CREDIT: AP/Rob Griffith
In December, Australia took over leadership of the G20. In normal times, this would’ve been welcome news for the global community deeply concerned with the impacts of climate change. But these are not normal times in Australia, politically or environmentally. Before Tony Abbott was elected Prime Minister of Australia last September, the country was known for passing a national carbon tax, striving for ambitious greenhouse gas reductions targets, investing heavily in renewable energy, and valuing the input of leading climate scientists.
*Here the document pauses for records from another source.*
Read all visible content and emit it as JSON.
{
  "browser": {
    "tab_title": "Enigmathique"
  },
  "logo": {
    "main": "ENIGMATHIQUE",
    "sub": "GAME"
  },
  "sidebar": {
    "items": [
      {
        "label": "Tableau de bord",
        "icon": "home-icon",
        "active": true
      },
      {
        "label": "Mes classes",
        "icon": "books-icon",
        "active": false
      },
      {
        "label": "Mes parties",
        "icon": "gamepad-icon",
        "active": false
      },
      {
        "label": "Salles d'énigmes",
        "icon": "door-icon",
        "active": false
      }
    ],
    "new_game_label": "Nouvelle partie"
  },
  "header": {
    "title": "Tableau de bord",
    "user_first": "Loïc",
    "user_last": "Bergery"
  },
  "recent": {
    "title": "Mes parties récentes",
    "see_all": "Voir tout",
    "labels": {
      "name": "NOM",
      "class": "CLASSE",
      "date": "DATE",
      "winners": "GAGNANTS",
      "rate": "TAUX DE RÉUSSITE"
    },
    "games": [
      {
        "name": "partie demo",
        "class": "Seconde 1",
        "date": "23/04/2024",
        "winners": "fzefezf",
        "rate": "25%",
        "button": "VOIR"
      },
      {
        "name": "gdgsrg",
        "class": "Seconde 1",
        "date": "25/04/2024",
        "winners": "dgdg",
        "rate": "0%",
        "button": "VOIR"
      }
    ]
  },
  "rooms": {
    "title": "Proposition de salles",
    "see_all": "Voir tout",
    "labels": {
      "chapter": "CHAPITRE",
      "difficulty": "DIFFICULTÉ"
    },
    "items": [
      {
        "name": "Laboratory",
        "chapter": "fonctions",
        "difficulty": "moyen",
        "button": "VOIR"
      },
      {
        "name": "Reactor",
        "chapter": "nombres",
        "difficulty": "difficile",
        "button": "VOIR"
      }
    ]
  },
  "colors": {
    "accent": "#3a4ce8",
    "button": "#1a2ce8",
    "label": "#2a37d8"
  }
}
Since then, however, Abbott and his Liberal Party coalition in power have rolled back any initiative on climate and environment as much as possible, and pivoted to a focus on growing the economy through doubling-down on Australia’s powerful fossil fuel industry.
Abbott has not been hesitant to push his agenda globally either, if he thinks it will benefit him at home. In October, he engaged U.N. Climate Chief Christiana Figueres in a debate over the link between climate change and bushfires in Australia, saying that Figueres was “talking through her hat” in regards to climate change’s role in the fires. Then in the lead up to the G20 meeting in Sydney in February, Abbott said he didn’t want to “clutter up the G20 agenda with every worthy and important cause, because if we do, we will squander the opportunity to make a difference in the vital area of economic growth.”
His remarks, made at the World Economic Forum in Switzerland in January, were clearly targeted at those who want climate change to play a leading role on the G20 agenda, including Christine Lagarde, managing director of the International Monetary Fund, who told Australian television that the issue of climate change “must be dealt with.”
On Wednesday, Lord Nicholas Stern, professor of Economics and Government at London School of Economics and president of the British Academy, weighed in on the subject with an op-ed in Australia’s The Age newspaper.
“How Australia tackles the threat of climate change is of global importance as developing countries look to rich countries to set an example because of their better technologies and history of high emissions of greenhouse gases,” he wrote. “The international community is now gearing up for new agreement on climate change to be signed in Paris in 2015, after all countries, including Australia, agreed in 2010 that global emissions of greenhouse gases need to be cut sharply by 2050 in order to avoid the huge risks that would be associated with a rise in global average temperature of more than 2 C.”
The U.S. has also been highly critical of Abbott’s neglect to include climate change on the G20 agenda. President Obama’s G20 emissary, Caroline Atkinson, recently said that within the G20 there is a growing understanding of the importance of addressing climate and energy issues and that these issues also impact Australia’s economic growth priorities. Then this week, Heather Zichal, who up until recently was President Obama’s lead climate and energy adviser, said “Ignoring one of the biggest challenges we have ever faced is simply not an option … sitting out climate change negotiations is not in Australia’s or any other nations’ interest. It is a huge mistake.”
Zichal suggests that focusing on economic productivity could be the sweet spot that Australia could use to balance climate concerns and economic growth goals. Reducing pollution and emissions from power plants and imposing strong energy efficiency measures on transport and infrastructure can boost energy productivity, save money, create jobs, and reduce emissions. “Ultimately, across all economic sectors, energy productivity is the most reliable, cleanest, and cheapest resource,” Zichal said.
The G20 has acknowledged this, and in 2009, years before Abbott took the reins, the group pledged to abolish inefficient fossil fuel subsidies over the medium term because they “encourage wasteful consumption, distort markets, impede investment in clean energy sources and undermine efforts to deal with climate change.”
“Access to diverse, reliable, affordable and clean energy is critical for sustainable growth,” the statement reads. “Increasing clean and renewable energy supplies, improving energy efficiency, and promoting conservation are critical steps to protect our environment, promote sustainable growth and address the threat of climate change. Accelerated adoption of economically sound clean and renewable energy technology and energy efficiency measures diversifies our energy supplies and strengthens our energy security.”
The recent U.N. Intergovernmental Panel on Climate Change warned that soaring greenhouse gas emissions amplify risks of food insecurity, mass migration, and violent conflict — as well as potentially costing trillions of dollars in environmental damage. Australia is no stranger to this, having gone through record-breaking droughts and heatwaves in the last decade, and having many native flora and fauna already in danger — the signs are hard to ignore, even from an ivory tower like Tony Abbott’s. But things are even more dire in other areas of the world, like the nearby Pacific Islands.
The foreign minister of Marshall Islands, Tony de Brum, recently said he’s extremely disappointed by Australia’s approach to climate change. “They must set the tone for commitment, for progressive movement on climate change and not backpedal on commitments already made,” he said. “We’ve heard that in the upcoming G20 summit, Australia is going to leave climate change off the agenda because it did not want it cluttered with climate change issues — this is appalling.”